co-authored by Jan Gerlach

The European Commission’s proposal for a Regulation on preventing the dissemination of terrorist content online runs the risk of repeating many of the mistakes written into the copyright directive, envisioning technological solutions to a complex problem that could bring significant damage to user rights. The proposal includes a number of prescriptive rules that will create frameworks for censorship and potentially harm important documentation about terrorism online. It would further enshrine the rule and power of private entities over people’s right to discuss their ideas.

However, there are still ways to shape this proposal to further its objectives and promote accountability. The report on the proposal will be up for a vote in the Civil Liberties and Justice Committee (LIBE) in the European Parliament on 8 April, and Wikimedia urges the committee to consider the following advice:

1. Stop treating the internet like one giant, private social media platform

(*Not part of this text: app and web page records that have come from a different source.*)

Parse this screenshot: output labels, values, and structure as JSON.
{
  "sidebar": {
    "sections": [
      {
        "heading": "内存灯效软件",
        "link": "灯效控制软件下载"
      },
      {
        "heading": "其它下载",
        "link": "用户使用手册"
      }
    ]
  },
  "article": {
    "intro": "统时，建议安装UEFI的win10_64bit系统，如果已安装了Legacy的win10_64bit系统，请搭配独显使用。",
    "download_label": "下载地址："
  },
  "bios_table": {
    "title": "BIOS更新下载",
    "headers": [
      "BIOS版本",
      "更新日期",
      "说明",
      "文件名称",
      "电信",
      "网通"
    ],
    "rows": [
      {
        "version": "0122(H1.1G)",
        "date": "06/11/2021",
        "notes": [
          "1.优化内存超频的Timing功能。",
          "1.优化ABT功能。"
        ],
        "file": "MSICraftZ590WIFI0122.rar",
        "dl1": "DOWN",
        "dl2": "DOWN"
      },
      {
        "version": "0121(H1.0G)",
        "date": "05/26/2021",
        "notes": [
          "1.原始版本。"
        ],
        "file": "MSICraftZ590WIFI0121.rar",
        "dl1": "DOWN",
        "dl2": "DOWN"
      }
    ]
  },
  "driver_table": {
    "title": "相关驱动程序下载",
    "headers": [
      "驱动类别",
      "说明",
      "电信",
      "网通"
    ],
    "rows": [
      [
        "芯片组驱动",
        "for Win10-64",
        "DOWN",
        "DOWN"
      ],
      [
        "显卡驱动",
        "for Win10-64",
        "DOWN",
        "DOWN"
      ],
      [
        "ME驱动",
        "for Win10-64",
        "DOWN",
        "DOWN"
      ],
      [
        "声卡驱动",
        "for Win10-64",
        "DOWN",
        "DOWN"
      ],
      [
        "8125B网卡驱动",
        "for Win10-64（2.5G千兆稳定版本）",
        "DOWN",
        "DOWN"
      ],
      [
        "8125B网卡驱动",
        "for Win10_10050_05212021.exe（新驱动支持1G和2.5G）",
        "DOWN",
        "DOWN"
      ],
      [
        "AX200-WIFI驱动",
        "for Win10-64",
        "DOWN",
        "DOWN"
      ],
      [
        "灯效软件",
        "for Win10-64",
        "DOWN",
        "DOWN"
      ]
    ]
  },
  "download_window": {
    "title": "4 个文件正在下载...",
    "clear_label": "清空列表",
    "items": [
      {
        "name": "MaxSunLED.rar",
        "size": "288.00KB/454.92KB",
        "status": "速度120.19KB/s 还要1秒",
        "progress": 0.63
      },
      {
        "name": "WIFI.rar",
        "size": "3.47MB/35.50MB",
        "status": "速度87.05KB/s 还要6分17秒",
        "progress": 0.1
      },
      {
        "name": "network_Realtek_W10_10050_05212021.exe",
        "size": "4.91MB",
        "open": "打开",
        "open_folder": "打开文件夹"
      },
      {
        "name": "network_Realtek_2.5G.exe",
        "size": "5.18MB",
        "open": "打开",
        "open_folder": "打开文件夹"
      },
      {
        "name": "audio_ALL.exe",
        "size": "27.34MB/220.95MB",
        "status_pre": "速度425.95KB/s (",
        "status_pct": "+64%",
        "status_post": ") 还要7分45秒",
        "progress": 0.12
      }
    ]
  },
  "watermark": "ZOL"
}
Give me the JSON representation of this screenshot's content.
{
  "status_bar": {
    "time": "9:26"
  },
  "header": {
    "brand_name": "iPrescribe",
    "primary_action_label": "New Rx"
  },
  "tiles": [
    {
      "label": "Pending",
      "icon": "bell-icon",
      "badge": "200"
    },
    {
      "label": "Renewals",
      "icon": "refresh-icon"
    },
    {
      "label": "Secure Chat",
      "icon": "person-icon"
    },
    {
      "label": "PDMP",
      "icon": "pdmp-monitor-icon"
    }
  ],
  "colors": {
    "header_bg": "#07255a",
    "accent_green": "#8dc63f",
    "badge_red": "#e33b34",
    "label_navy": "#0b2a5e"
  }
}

Read More »4 things EU legislators can do to not break the internet (again)